In recent years people in New Mexico have mourned the loss of children who have died at the hands of their parents – Albuquerque, too, has seen its share of cases – now an associate professor at The University of New Mexico has found an opportunity to be part of the conversation to help increase healthy child development.
Last year, The City of Albuquerque convened a group of individuals that included city leaders, health professionals and representatives from the New Mexico Children, Youth & Family Department to discuss child maltreatment. UNM’s Family and Child Studies Associate Professor Ryan Kelly attended the initial meeting.
"Here at UNM, we have an incredible platform; what we know helps prevent child maltreatment is providing education ..." - Ryan Kelly, UNM associate professor
He said it centered around understanding what can be done to prevent or intervene with child maltreatment. He said that several discussions lead back to one common theme, education.
“I was sitting in the meeting thinking, ‘What can UNM do?’ he said. “Then I thought, ‘I’m already doing these things,' much of my research is conducted on family violence and here at UNM, we have an incredible platform because we have all of these students who come take courses.”

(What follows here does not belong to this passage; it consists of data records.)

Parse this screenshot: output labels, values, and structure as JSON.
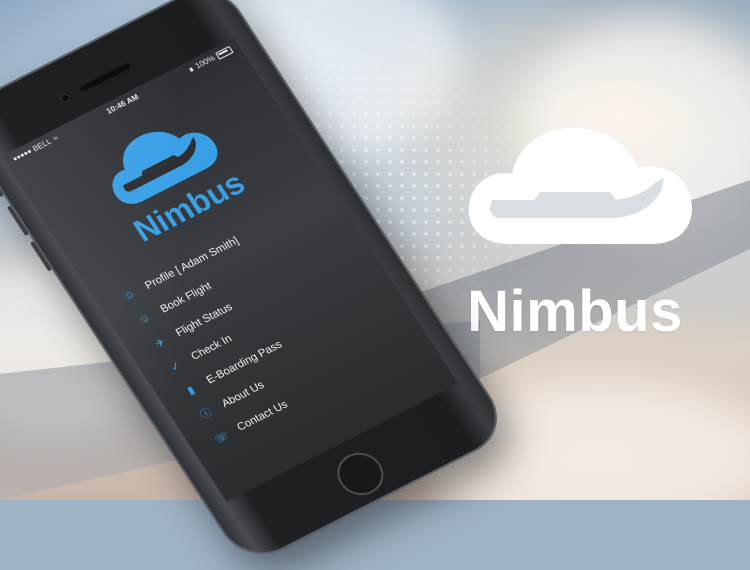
{
  "brand": {
    "name": "Nimbus"
  },
  "status_bar": {
    "carrier": "BELL",
    "time": "10:46 AM",
    "battery": "100%"
  },
  "app": {
    "name": "Nimbus"
  },
  "menu": {
    "items": [
      {
        "label": "Profile [ Adam Smith]",
        "icon": "user-icon"
      },
      {
        "label": "Book Flight",
        "icon": "user-icon"
      },
      {
        "label": "Flight Status",
        "icon": "plane-icon"
      },
      {
        "label": "Check In",
        "icon": "check-icon"
      },
      {
        "label": "E-Boarding Pass",
        "icon": "ticket-icon"
      },
      {
        "label": "About Us",
        "icon": "info-icon"
      },
      {
        "label": "Contact Us",
        "icon": "headset-icon"
      }
    ]
  },
  "colors": {
    "accent": "#3aa0e6",
    "brand_text": "#ffffff",
    "phone_body": "#1b1d20"
  }
}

In Family and Child Studies, one of Kelly’s courses is Marriage and Family Relationships. The course is designed for both majors and non-majors and provides a broad overview of important topics related to marriage and family relationships. Students learn about science as it pertains to healthy romantic relationships, predictors of divorce, and communication skills that improve relationships. Other topics include unintended teen pregnancy, stepfamilies, health and racial disparities, raising children, diversity in marital relationships and overcoming crises in relationships. There is a special emphasis placed on topics related to abuse and neglect including child maltreatment, corporal punishment, sexual assault, parental alcoholism and marital violence.
“Typically, the students who take these courses are minoring or majoring in Family and Child Studies,” Kelly said. “So, my next challenge was to expand what we already know and distribute that material to a larger audience.”
The answer? Kelly spent the last year transforming the class into a general education course at UNM. The University gave final approval in May. Being an introductory level course, Kelly said students don’t have to have any experience or prior training related to any of these topics.
“I started looking at all available GE courses and very few were related to the well-being of children. Very little placed a special emphasis on child maltreatment or family violence,” Kelly said. “Yet, this is something that affects all of us.”
He’s still in the process of making minor adjustments to the course to fit the broader range of students, rather than students who are immersed in Family and Child Studies.
“Now, we’re saying this information isn’t just relevant for students minoring and majoring in Family and Child Studies; it’s important for everyone,” Kelly said.
Kelly stresses the importance of prevention, something he believes this course can provide.
“We have to start having these science-based conversations with our students 10 years before they ever become parents,” Kelly said. “What we know helps prevent child maltreatment is providing education. Many of our students are between the ages of 18 to 25, so, if we can provide them this information now, it can be beneficial not only to their own families, but useful in understanding policies that prevent maltreatment and it could possibly help them find career field.”
Kelly said one of his goals is to expose students to this line of work and the variety of job opportunities.
“We need lots of help when it comes to this topic and maybe taking this course will expose them to an entire field they never even considered,” he said.
According to Kelly, his research shows the majority of parents admit they’ve never had any formal education when it comes to parenting. He said it is common for parents to inherit practices based on tradition.
“We have journal articles coming out every day, around the world, from these leading research labs about topics that include, ‘What predicts healthy child development?’ Kelly said. “We have a really good idea about what predicts that. That in itself can help impact the ways we interact with children at home.”
Kelly said he hopes after taking this course, students become more educated on what predicts healthy child development and the methods that decrease rates of child maltreatment.
“Probably one of the most important things we’ll do in life is raise our children,” Kelly said. “We don’t really receive much education about this topic, yet we have a whole science dedicated to it. Moving forward we’re going to do a better job to make sure that the science is available to all students passing through UNM.”
Students can sign up to take Marriage and Family Relationships (FCST 2130) with Kelly this Fall semester.